Sherman also noted that among the marble reliefs in the House chamber, one depicts one of the most important Muslims in history.

“Looking down on us from the very top are friezes of the great lawgivers, including Jefferson, Moses and Suleiman the Magnificent [the greatest of Ottoman emperors],” said Sherman. “Those who think that the swearing-in of members of the House constitutes an embracing of only the Christian tradition have never stood on the House floor and looked up.”

Sherman was sure to include his new bride, Lisa, in the ritual. In the photograph she is situated in the middle and holding onto the Hebrew Bible.

The borrowed Bible comes from the Library of Congress. The two-volume edition appeared in Philadelphia in 1814.

When Sherman was first sworn into Congress in 1997, he did so on his family’s Jewish Bible.


 Sighting: Former Speaker Hastert dines at 701

MSNBC’s Tucker Carlson shows up to La Chaumiere

Former House Speaker Dennis Hastert (R-Ill.) was spotted dining out last week at 701 with what appeared to be two older male colleagues, according to an ITK spy.

And apparently, the VIP treatment is gone. He was crammed into a small table in the corner.

“My colleague and I were speculating that he was taking advantage of the D.C. Restaurant Week discounts before the new House ethics rules take effect,” remarked the spy.

In other sighting news, Tucker Carlson, the outspoken MSNBC talk show host, was spotted with a party of six on Saturday night at La Chaumiere, the upscale French bistro in Georgetown.

Rep. Tom Udall ruptures rare tendon

Rep. Tom Udall (D-N.M.) may be closer to the apes than even he originally thought. He explained recently that he ruptured his plantaris tendon while playing tennis in December.

The congressman then explained something rather shocking: Not everyone has a plantaris tendon, and you only know you have it if you rupture it, he explained, rubbing his calf to show the general vicinity of the mysterious tendon.

“It’s a funny muscle because we don’t really need it,” he said. “We descended from the apes. It allowed the gripping [action]. Some people don’t have it.”

So what does one do for a ruptured plantaris tendon? “You just let it rest and heal,” said Udall. “It takes a while for the pain to go away.”



Traditional vs. Progressive: MRS. vs. MS.

When female senators are called for a vote, they choose whether to go by Ms. or Mrs. The surprising results on who’s old-school and who’s not  —Sen. Hillary Rodham Clinton (D-N.Y.) is a Mrs. and Sen. Olympia Snowe (R-Maine) is a Ms., for example — prove it’s not always a matter of whether they are married or single. 

Each woman has her own reasons for her choice.

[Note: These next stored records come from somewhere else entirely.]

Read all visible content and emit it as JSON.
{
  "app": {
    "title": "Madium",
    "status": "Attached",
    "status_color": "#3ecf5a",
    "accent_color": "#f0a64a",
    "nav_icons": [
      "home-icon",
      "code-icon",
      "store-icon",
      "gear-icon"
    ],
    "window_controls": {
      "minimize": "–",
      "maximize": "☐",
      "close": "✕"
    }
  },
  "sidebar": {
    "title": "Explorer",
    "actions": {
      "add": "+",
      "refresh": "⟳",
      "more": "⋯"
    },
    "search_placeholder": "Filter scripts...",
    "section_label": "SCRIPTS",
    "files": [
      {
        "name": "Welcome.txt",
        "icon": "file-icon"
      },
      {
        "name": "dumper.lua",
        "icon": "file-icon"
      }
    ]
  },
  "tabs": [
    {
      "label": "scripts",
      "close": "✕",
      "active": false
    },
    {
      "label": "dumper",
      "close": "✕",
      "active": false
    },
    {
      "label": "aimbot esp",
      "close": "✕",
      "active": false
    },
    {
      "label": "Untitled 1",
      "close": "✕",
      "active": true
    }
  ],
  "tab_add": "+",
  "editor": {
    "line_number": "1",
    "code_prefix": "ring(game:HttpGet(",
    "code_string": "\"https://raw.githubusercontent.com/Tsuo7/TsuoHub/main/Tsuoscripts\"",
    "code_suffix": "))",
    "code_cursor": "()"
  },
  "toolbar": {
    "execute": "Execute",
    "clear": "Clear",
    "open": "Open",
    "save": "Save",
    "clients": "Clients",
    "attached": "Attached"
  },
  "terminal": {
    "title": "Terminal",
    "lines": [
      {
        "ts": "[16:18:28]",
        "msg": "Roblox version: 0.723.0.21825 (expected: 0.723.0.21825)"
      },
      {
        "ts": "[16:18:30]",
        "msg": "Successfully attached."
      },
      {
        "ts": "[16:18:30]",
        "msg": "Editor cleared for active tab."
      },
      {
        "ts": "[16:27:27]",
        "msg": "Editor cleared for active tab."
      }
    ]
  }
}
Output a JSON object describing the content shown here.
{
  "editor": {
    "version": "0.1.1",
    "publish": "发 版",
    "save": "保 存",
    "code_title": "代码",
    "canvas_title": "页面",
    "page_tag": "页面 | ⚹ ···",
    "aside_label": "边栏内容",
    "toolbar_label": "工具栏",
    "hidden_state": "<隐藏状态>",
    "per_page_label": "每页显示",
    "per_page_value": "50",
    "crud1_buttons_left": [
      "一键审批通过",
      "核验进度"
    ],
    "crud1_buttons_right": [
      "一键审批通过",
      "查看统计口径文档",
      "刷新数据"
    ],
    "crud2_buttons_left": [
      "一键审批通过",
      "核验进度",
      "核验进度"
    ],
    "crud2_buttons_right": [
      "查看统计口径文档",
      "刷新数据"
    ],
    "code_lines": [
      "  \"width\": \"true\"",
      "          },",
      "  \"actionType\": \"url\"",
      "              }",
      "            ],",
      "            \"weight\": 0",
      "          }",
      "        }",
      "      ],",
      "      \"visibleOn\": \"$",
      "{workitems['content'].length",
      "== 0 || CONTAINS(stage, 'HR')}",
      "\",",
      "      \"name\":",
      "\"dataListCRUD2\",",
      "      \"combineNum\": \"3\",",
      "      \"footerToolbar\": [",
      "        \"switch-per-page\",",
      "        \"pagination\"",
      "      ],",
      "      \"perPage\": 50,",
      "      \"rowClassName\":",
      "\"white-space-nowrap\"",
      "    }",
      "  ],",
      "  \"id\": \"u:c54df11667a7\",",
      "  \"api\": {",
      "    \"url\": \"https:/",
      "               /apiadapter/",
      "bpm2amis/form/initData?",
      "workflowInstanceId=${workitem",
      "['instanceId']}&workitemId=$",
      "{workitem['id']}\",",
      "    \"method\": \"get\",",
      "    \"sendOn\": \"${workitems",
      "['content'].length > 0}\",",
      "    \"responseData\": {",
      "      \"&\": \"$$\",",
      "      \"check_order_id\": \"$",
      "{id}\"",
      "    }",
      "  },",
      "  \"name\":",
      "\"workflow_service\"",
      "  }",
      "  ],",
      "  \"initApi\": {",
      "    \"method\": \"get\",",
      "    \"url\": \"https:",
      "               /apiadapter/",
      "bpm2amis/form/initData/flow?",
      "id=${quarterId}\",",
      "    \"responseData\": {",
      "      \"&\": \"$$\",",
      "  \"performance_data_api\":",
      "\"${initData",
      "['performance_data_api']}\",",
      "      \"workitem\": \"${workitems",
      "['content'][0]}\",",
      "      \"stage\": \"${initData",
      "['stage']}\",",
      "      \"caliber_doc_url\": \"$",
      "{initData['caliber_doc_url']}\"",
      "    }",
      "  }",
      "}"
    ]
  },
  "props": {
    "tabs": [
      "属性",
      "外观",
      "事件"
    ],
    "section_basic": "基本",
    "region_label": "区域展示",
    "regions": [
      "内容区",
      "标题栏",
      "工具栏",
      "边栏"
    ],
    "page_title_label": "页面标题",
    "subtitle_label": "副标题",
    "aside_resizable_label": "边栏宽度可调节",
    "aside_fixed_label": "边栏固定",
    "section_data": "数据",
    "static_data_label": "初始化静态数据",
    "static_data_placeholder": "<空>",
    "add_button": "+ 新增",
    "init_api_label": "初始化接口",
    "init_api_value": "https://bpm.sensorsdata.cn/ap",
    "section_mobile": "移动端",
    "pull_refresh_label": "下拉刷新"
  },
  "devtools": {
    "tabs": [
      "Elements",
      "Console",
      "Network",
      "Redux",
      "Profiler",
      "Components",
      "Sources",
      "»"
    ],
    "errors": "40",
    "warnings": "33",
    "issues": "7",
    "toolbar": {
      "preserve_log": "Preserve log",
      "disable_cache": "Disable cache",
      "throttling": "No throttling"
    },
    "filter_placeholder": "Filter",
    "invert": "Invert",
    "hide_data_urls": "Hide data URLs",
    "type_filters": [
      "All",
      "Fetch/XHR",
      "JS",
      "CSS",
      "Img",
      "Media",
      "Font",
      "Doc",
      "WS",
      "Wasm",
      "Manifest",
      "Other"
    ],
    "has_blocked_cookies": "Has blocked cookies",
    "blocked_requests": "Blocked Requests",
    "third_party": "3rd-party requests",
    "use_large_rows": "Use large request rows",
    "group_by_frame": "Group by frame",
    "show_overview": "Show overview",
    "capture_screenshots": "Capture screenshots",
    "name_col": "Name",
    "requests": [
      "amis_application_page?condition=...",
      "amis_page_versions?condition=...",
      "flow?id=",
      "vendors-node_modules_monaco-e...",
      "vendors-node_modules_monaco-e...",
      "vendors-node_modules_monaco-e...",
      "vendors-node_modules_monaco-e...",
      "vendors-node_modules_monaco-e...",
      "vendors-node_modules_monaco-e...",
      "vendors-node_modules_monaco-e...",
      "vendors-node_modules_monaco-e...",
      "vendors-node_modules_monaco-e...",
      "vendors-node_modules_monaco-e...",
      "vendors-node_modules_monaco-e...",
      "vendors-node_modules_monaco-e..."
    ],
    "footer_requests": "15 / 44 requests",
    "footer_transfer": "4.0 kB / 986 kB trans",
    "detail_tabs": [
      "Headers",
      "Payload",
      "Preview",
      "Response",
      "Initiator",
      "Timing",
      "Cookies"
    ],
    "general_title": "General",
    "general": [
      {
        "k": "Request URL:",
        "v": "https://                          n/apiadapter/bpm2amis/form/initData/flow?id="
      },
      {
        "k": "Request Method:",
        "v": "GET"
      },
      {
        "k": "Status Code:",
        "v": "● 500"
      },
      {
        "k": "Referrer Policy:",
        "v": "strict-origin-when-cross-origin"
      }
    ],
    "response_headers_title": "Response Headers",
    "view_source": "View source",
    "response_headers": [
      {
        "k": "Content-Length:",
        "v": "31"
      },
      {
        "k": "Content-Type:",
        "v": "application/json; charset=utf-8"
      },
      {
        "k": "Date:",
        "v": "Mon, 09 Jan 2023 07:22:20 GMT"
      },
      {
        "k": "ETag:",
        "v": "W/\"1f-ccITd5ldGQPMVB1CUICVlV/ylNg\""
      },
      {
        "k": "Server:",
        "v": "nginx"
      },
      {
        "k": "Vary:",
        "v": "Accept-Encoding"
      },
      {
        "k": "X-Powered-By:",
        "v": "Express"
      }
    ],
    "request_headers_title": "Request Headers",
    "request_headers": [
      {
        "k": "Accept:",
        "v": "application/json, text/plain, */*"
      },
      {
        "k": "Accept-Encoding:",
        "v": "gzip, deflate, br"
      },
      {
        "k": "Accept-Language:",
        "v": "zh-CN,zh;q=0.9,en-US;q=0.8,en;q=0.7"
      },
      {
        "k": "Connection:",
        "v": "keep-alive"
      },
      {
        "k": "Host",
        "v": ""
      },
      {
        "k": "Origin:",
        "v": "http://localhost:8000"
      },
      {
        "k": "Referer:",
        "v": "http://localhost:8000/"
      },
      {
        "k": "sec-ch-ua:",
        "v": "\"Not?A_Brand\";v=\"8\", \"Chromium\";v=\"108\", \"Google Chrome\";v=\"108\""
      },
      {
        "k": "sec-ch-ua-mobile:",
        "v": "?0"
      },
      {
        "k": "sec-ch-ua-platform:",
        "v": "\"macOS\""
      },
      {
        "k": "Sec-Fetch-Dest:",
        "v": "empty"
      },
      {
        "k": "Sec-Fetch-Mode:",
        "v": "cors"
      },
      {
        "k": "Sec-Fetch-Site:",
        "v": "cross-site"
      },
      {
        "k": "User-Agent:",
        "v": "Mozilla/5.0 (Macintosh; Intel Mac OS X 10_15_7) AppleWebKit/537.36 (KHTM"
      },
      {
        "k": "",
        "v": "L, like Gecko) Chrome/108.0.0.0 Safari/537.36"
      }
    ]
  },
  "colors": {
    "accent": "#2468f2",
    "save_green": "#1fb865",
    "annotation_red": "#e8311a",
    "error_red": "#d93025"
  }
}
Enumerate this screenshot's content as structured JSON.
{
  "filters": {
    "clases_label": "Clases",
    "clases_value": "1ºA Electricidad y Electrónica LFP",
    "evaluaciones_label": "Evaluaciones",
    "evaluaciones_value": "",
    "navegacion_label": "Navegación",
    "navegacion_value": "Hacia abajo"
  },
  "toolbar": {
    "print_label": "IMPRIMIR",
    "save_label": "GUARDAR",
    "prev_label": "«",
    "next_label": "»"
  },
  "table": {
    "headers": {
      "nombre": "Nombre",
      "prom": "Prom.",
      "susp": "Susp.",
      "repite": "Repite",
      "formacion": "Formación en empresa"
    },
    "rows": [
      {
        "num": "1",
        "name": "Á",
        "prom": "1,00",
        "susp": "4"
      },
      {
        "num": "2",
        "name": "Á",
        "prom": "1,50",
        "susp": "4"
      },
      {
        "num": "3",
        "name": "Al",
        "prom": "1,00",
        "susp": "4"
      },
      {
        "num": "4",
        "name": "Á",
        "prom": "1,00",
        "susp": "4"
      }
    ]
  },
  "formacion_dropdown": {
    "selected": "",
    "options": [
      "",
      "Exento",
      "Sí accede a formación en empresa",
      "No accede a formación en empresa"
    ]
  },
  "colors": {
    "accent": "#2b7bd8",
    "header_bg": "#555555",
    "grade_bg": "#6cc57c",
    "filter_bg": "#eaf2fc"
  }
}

Louisiana Sen. Mary Landrieu (D), for instance, chooses Ms. because she goes by her maiden name as opposed to her husband’s name.

“She comes from a family with political history in the state,” said spokesman Adam Sharp. “Her father was mayor of New Orleans and a cabinet secretary under [President] Carter, and her brother [Mitch] is lieutenant governor. Landrieu is a very recognizable name in Louisiana. She was not married through her years in the legislature. Voters statewide are more familiar with her under that name than her husband’s [Frank Snellings].”

The following is a breakdown of female senators who go by Mrs. and Ms.:

MRS.
Barbara Boxer (D-Calif.)
Hillary Rodham Clinton (D-N.Y.)
Elizabeth Dole (R-N.C.)
Dianne Feinstein (D-Calif.)
Kay Bailey Hutchison (R-Texas)
Blanche Lincoln (D-Ark.)
Claire McCaskill (D-Mo.)
Patty Murray (D-Wash.)

MS.
Maria Cantwell (D-Wash.) - single
Susan Collins (R-Maine) - single
Amy Klobuchar (D-Minn.) - married
Mary Landrieu (D-La.) - married
Barbara Mikulski (D-Md.) - single
Lisa Murkowski (R-Alaska) - married
Olympia Snowe (R-Maine) - married
Debbie Stabenow (D-Mich.) - married



Announcements

Lobbyist Jack Quinn’s former chief of staff dies

Former congressman also suffers death of nephew

Mary Lou Palmer, a longtime aide to former Rep. Jack Quinn (R-N.Y.), died last week from a stroke. She suffered for a year with lung cancer even though she never smoked. She was 71.

Palmer came to work for Quinn as he ran his first election for the Hamburg Town Board in 1981. Quinn once served as her newspaper delivery boy. She remained fiercely loyal to Quinn as he ran 12 political campaigns — everything from the Hamburg Town Board to supervisor and, ultimately, Congress.

Quinn delivered the eulogy at Palmer’s funeral, describing how they worked together for 10 years in town government before he ever got elected to Congress. Once he won his congressional seat, he immediately asked Palmer to join him on Capitol Hill. “I knew that I had to have somebody in charge who understands this district,” he said in a phone interview Monday. “She was intensely loyal and trustworthy and became a member of the family, just about. So I decided she would be become my chief of staff.”

At the time, it was unique, Quinn explained, that anyone would have a chief of staff based in the district. “She ran both offices,” he recalled. “Every other week she would fly down to Washington and stay for two nights. She had standing reservations at the Capitol Suites, that old dingy place.”

Born in Buffalo, Palmer graduated from Mount St. Joseph Business School. She worked various jobs over the course of her lifetime, including as a secretary and an employee of the U.S. Postal Service before opening a beauty salon. Palmer was a Republican state committee member for 25 years and attended five GOP national conventions.

“She had an unbelievably strong sense of service,” said Quinn, now president of Cassidy & Associates, a government-relations firm in Washington. “She had an uncanny touch for common people — the autoworker from western New York state, the unemployed mother. We were a perfect match.”

Palmer is survived by her husband of 52 years, Robert; her daughter, Sharon; her son, Robert Jr.; and a sister, Carol.

In the last year of her life she was extremely private about her illness. “Three months ago she said, ‘No one knows how sick I am besides me and my daughter,’” said Quinn. “She was very, very private, didn’t want to burden anybody with it.”

At the same time that Quinn grieves Palmer’s death, he is also coping with the death of Tony Quinn, his 34-year-old nephew who recently died of throat cancer.